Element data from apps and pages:
.....
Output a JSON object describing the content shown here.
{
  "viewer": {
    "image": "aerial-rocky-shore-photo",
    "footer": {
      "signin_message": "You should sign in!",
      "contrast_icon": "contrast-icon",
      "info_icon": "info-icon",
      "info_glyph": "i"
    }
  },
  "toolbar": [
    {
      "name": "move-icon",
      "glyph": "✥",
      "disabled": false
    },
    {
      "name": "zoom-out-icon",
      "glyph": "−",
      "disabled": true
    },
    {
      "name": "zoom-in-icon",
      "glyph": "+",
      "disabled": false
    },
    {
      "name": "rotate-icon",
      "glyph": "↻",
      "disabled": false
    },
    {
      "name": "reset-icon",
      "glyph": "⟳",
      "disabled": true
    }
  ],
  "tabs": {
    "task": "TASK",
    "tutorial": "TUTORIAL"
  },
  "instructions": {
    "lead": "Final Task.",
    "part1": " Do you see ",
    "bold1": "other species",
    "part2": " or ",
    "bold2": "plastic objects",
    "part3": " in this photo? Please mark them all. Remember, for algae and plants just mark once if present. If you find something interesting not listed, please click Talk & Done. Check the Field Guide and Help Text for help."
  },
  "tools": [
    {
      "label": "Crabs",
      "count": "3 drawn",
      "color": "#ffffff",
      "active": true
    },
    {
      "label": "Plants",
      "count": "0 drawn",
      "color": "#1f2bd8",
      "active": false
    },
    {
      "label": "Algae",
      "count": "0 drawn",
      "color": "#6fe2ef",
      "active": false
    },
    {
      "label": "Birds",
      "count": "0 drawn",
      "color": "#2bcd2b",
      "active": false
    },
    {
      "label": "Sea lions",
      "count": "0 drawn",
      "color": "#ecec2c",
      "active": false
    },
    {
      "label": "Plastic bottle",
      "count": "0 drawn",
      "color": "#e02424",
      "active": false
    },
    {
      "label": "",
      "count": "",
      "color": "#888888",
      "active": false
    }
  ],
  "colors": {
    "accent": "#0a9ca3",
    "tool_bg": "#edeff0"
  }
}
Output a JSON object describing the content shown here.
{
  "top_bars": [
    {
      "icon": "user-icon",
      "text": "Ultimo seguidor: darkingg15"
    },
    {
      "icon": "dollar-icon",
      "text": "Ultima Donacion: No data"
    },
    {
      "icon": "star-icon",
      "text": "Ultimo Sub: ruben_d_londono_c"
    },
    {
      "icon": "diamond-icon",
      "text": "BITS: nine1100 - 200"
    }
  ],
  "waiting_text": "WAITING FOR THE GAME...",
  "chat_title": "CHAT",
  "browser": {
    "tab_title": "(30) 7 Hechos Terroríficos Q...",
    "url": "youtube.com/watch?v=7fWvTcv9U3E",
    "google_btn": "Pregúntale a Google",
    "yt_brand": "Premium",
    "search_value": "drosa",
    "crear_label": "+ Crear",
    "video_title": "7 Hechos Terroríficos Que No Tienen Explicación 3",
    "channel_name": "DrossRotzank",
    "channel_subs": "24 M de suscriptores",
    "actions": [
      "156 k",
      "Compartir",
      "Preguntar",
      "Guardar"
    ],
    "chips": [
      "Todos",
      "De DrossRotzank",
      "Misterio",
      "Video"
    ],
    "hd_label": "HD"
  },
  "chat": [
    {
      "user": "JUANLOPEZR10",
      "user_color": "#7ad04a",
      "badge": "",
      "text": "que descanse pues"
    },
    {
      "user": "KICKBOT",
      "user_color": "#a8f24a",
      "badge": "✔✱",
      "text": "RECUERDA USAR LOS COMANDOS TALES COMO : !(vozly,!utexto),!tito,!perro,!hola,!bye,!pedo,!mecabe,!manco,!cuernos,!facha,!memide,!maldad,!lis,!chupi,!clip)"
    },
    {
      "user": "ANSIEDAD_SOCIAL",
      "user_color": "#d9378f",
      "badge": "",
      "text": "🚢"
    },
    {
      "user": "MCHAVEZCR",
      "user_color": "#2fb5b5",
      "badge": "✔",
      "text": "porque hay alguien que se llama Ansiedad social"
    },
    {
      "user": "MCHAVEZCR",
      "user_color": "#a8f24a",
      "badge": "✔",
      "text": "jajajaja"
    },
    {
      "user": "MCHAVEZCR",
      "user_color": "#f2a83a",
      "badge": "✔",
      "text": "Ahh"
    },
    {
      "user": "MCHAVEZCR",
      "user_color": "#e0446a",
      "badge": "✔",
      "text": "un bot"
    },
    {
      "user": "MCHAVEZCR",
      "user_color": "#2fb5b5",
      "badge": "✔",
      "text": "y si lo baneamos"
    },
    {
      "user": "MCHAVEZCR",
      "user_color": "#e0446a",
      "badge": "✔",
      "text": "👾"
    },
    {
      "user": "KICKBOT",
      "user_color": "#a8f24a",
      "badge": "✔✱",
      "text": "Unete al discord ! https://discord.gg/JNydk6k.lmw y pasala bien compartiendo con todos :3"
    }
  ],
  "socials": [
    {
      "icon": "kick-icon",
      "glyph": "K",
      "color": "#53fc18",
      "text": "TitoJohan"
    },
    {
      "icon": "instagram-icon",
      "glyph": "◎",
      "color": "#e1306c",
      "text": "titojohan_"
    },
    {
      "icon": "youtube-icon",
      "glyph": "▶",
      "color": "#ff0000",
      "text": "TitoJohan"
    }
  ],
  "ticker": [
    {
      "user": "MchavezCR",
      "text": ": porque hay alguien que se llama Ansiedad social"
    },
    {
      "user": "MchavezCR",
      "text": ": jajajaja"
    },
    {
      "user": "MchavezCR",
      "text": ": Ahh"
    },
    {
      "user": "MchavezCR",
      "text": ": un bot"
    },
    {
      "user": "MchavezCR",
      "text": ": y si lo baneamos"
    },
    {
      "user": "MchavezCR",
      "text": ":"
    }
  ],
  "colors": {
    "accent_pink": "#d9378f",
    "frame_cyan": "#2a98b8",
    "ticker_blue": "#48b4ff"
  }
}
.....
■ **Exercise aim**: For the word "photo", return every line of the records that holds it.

■ **Written answer**:
    "image": "aerial-rocky-shore-photo",
    "part3": " in this photo? Please mark them all. Remember, for algae and plants just mark once if present. If you find something interesting not listed, please click Talk & Done. Check the Field Guide and Help Text for help."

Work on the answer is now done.